-- What you will do --
The required answer is each line in the entries below where "screenshot" occurs.

-- Dataset extract --
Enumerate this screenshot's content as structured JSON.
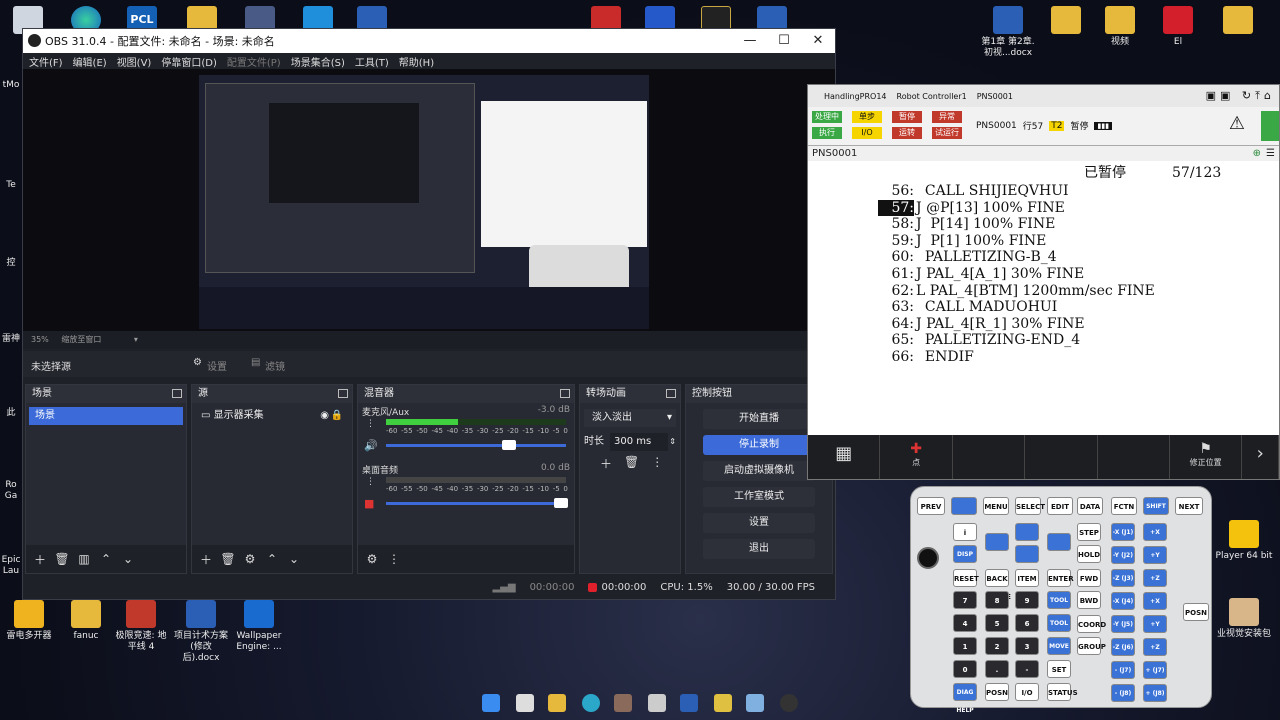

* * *

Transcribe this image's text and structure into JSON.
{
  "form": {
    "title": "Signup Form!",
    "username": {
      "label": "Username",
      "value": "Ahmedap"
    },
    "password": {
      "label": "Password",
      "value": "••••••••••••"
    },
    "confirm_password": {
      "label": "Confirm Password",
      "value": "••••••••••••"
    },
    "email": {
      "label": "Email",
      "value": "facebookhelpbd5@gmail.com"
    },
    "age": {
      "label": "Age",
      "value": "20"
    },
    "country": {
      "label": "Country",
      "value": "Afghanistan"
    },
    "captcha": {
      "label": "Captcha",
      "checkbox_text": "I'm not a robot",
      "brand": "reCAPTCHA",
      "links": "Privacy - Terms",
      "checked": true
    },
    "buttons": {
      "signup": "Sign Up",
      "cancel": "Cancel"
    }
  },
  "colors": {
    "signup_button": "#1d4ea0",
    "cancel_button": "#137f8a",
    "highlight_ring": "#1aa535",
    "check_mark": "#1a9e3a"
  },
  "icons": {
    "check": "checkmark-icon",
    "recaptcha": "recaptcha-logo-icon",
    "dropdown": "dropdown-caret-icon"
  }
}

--

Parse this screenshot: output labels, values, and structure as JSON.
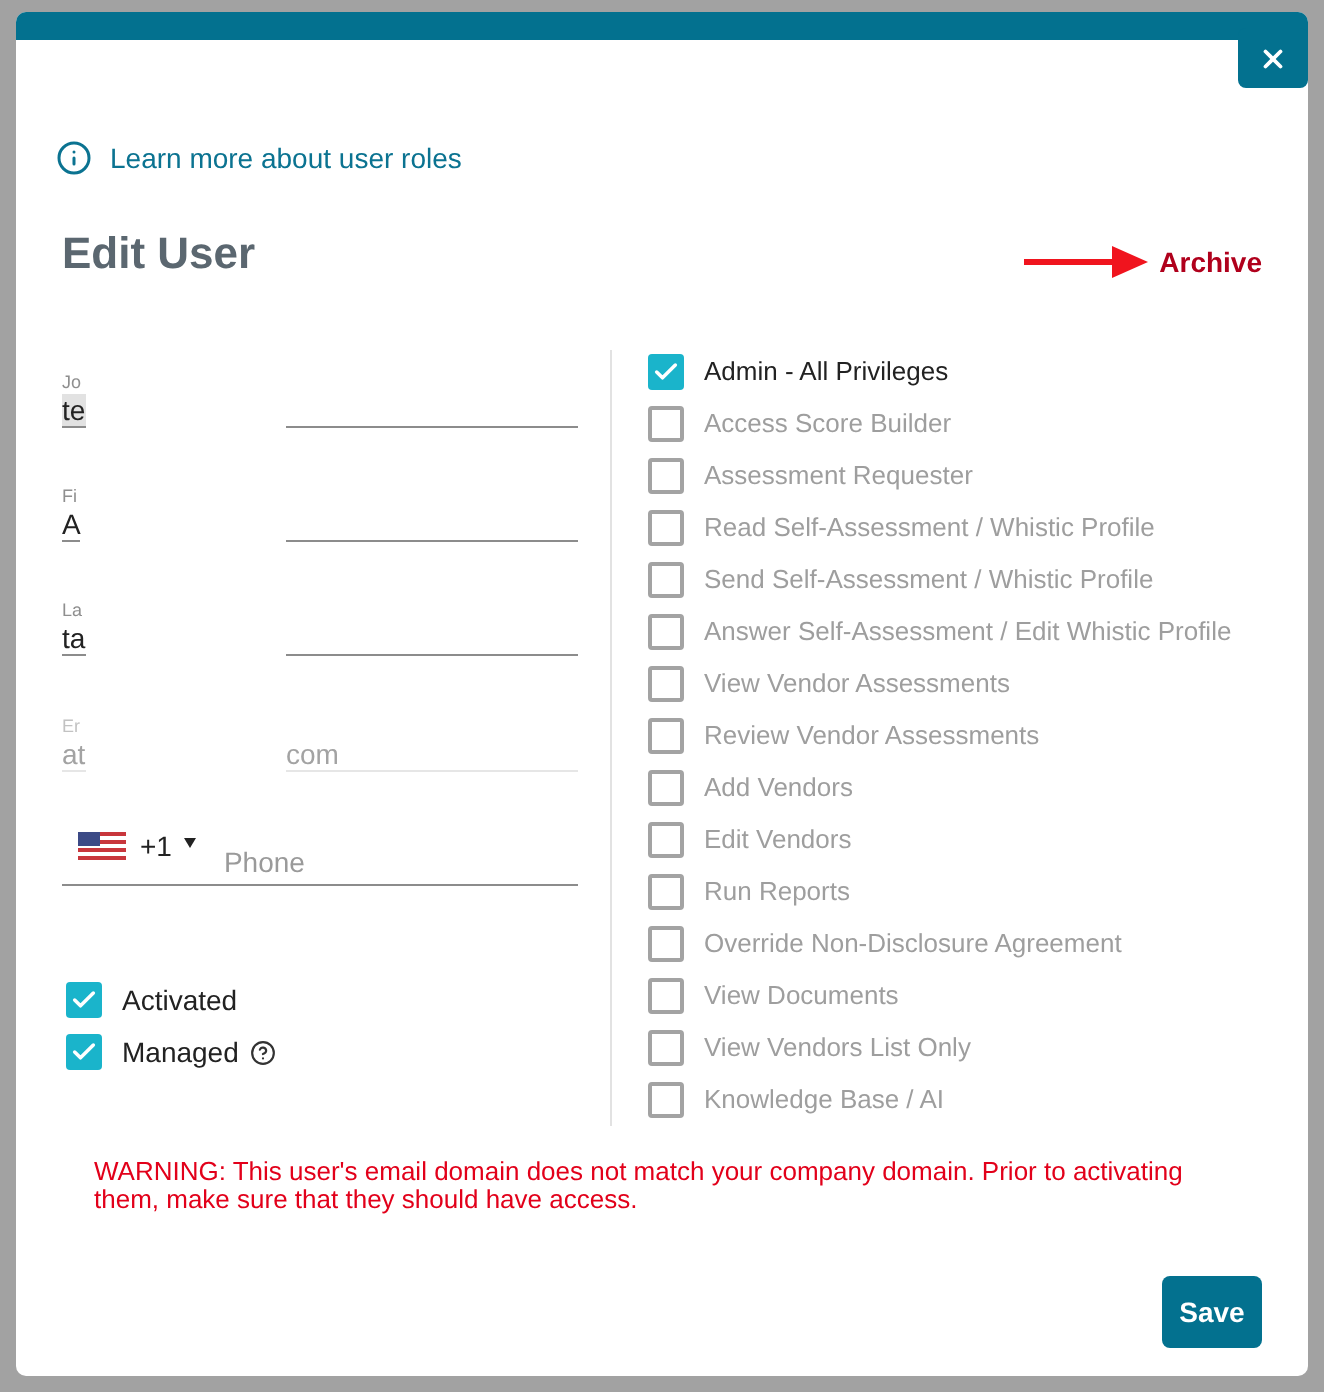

-- Written solution --
Enumerate this screenshot's content as structured JSON.
Parse this screenshot: output labels, values, and structure as JSON.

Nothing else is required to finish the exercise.